(Interface dataset entries)

_ _ _ _

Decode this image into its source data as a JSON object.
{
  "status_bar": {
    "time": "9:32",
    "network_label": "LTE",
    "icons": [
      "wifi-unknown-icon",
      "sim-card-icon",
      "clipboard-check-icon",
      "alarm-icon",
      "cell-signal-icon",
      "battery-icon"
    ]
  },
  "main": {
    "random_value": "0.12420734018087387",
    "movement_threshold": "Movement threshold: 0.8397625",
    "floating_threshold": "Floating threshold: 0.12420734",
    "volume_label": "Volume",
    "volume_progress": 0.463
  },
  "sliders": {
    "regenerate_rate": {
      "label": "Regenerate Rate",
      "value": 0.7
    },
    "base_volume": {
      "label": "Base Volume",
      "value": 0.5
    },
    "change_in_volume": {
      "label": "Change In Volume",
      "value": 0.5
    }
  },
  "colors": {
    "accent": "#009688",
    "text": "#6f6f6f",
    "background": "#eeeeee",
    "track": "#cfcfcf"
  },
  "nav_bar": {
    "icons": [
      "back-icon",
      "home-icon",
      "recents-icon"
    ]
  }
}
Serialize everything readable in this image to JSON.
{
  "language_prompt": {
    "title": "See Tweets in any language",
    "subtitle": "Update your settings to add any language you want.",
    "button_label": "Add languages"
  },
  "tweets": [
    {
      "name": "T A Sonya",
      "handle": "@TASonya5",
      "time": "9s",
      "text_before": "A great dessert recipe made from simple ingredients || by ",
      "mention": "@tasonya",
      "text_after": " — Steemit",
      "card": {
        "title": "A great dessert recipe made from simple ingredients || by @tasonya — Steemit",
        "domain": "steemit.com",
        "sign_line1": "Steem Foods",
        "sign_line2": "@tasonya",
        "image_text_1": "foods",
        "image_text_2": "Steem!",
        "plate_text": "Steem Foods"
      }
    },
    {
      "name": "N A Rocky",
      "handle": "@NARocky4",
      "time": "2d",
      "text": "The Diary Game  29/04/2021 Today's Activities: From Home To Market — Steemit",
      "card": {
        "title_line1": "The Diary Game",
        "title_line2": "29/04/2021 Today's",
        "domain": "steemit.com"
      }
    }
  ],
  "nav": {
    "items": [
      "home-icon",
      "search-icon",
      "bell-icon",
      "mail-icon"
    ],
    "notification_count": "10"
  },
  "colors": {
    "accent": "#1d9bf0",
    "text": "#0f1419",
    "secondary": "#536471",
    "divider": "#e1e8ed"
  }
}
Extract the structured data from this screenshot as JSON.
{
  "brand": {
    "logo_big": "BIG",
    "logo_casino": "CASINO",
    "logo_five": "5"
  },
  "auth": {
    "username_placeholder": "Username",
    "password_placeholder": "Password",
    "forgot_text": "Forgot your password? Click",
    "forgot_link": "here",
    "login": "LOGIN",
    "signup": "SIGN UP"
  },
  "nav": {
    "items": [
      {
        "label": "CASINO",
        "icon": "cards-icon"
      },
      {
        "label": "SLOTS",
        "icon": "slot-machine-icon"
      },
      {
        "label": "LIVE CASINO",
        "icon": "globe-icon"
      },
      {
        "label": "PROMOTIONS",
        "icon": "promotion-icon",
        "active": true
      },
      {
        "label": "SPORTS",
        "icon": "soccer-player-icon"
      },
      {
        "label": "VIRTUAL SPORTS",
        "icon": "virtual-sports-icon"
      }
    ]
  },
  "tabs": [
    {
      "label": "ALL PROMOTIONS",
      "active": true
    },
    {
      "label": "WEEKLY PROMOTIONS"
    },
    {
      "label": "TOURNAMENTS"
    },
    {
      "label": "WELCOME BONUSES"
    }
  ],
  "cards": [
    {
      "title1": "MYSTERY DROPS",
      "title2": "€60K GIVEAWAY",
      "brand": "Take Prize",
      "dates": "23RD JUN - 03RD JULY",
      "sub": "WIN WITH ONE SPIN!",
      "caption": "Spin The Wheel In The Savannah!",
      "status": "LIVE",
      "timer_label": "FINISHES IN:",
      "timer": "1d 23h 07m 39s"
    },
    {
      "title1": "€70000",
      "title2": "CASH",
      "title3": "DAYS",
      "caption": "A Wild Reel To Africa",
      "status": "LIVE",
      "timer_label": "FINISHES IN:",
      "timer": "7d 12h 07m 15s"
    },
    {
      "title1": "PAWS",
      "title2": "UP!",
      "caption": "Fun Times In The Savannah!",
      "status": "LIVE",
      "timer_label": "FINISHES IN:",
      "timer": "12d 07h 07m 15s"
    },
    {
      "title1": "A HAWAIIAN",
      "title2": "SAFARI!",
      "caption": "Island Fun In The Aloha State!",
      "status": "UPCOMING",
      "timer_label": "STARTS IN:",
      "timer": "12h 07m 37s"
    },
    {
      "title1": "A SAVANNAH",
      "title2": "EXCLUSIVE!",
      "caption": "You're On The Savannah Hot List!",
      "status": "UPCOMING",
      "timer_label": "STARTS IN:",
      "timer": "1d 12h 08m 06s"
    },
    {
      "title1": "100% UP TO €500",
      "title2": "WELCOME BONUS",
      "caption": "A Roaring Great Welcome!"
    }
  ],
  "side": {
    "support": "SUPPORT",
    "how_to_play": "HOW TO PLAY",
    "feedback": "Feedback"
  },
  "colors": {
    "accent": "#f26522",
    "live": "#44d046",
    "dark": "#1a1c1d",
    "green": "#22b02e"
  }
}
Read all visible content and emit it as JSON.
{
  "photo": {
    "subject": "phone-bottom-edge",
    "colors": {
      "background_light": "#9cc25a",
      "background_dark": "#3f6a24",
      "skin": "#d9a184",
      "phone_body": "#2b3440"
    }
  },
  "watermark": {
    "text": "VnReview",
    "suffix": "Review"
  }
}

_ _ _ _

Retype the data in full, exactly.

Decode this image into its source data as a JSON object.
{
  "status_bar": {
    "time": "9:32",
    "network_label": "LTE",
    "icons": [
      "wifi-unknown-icon",
      "sim-card-icon",
      "clipboard-check-icon",
      "alarm-icon",
      "cell-signal-icon",
      "battery-icon"
    ]
  },
  "main": {
    "random_value": "0.12420734018087387",
    "movement_threshold": "Movement threshold: 0.8397625",
    "floating_threshold": "Floating threshold: 0.12420734",
    "volume_label": "Volume",
    "volume_progress": 0.463
  },
  "sliders": {
    "regenerate_rate": {
      "label": "Regenerate Rate",
      "value": 0.7
    },
    "base_volume": {
      "label": "Base Volume",
      "value": 0.5
    },
    "change_in_volume": {
      "label": "Change In Volume",
      "value": 0.5
    }
  },
  "colors": {
    "accent": "#009688",
    "text": "#6f6f6f",
    "background": "#eeeeee",
    "track": "#cfcfcf"
  },
  "nav_bar": {
    "icons": [
      "back-icon",
      "home-icon",
      "recents-icon"
    ]
  }
}
Serialize everything readable in this image to JSON.
{
  "language_prompt": {
    "title": "See Tweets in any language",
    "subtitle": "Update your settings to add any language you want.",
    "button_label": "Add languages"
  },
  "tweets": [
    {
      "name": "T A Sonya",
      "handle": "@TASonya5",
      "time": "9s",
      "text_before": "A great dessert recipe made from simple ingredients || by ",
      "mention": "@tasonya",
      "text_after": " — Steemit",
      "card": {
        "title": "A great dessert recipe made from simple ingredients || by @tasonya — Steemit",
        "domain": "steemit.com",
        "sign_line1": "Steem Foods",
        "sign_line2": "@tasonya",
        "image_text_1": "foods",
        "image_text_2": "Steem!",
        "plate_text": "Steem Foods"
      }
    },
    {
      "name": "N A Rocky",
      "handle": "@NARocky4",
      "time": "2d",
      "text": "The Diary Game  29/04/2021 Today's Activities: From Home To Market — Steemit",
      "card": {
        "title_line1": "The Diary Game",
        "title_line2": "29/04/2021 Today's",
        "domain": "steemit.com"
      }
    }
  ],
  "nav": {
    "items": [
      "home-icon",
      "search-icon",
      "bell-icon",
      "mail-icon"
    ],
    "notification_count": "10"
  },
  "colors": {
    "accent": "#1d9bf0",
    "text": "#0f1419",
    "secondary": "#536471",
    "divider": "#e1e8ed"
  }
}
Extract the structured data from this screenshot as JSON.
{
  "brand": {
    "logo_big": "BIG",
    "logo_casino": "CASINO",
    "logo_five": "5"
  },
  "auth": {
    "username_placeholder": "Username",
    "password_placeholder": "Password",
    "forgot_text": "Forgot your password? Click",
    "forgot_link": "here",
    "login": "LOGIN",
    "signup": "SIGN UP"
  },
  "nav": {
    "items": [
      {
        "label": "CASINO",
        "icon": "cards-icon"
      },
      {
        "label": "SLOTS",
        "icon": "slot-machine-icon"
      },
      {
        "label": "LIVE CASINO",
        "icon": "globe-icon"
      },
      {
        "label": "PROMOTIONS",
        "icon": "promotion-icon",
        "active": true
      },
      {
        "label": "SPORTS",
        "icon": "soccer-player-icon"
      },
      {
        "label": "VIRTUAL SPORTS",
        "icon": "virtual-sports-icon"
      }
    ]
  },
  "tabs": [
    {
      "label": "ALL PROMOTIONS",
      "active": true
    },
    {
      "label": "WEEKLY PROMOTIONS"
    },
    {
      "label": "TOURNAMENTS"
    },
    {
      "label": "WELCOME BONUSES"
    }
  ],
  "cards": [
    {
      "title1": "MYSTERY DROPS",
      "title2": "€60K GIVEAWAY",
      "brand": "Take Prize",
      "dates": "23RD JUN - 03RD JULY",
      "sub": "WIN WITH ONE SPIN!",
      "caption": "Spin The Wheel In The Savannah!",
      "status": "LIVE",
      "timer_label": "FINISHES IN:",
      "timer": "1d 23h 07m 39s"
    },
    {
      "title1": "€70000",
      "title2": "CASH",
      "title3": "DAYS",
      "caption": "A Wild Reel To Africa",
      "status": "LIVE",
      "timer_label": "FINISHES IN:",
      "timer": "7d 12h 07m 15s"
    },
    {
      "title1": "PAWS",
      "title2": "UP!",
      "caption": "Fun Times In The Savannah!",
      "status": "LIVE",
      "timer_label": "FINISHES IN:",
      "timer": "12d 07h 07m 15s"
    },
    {
      "title1": "A HAWAIIAN",
      "title2": "SAFARI!",
      "caption": "Island Fun In The Aloha State!",
      "status": "UPCOMING",
      "timer_label": "STARTS IN:",
      "timer": "12h 07m 37s"
    },
    {
      "title1": "A SAVANNAH",
      "title2": "EXCLUSIVE!",
      "caption": "You're On The Savannah Hot List!",
      "status": "UPCOMING",
      "timer_label": "STARTS IN:",
      "timer": "1d 12h 08m 06s"
    },
    {
      "title1": "100% UP TO €500",
      "title2": "WELCOME BONUS",
      "caption": "A Roaring Great Welcome!"
    }
  ],
  "side": {
    "support": "SUPPORT",
    "how_to_play": "HOW TO PLAY",
    "feedback": "Feedback"
  },
  "colors": {
    "accent": "#f26522",
    "live": "#44d046",
    "dark": "#1a1c1d",
    "green": "#22b02e"
  }
}
Read all visible content and emit it as JSON.
{
  "photo": {
    "subject": "phone-bottom-edge",
    "colors": {
      "background_light": "#9cc25a",
      "background_dark": "#3f6a24",
      "skin": "#d9a184",
      "phone_body": "#2b3440"
    }
  },
  "watermark": {
    "text": "VnReview",
    "suffix": "Review"
  }
}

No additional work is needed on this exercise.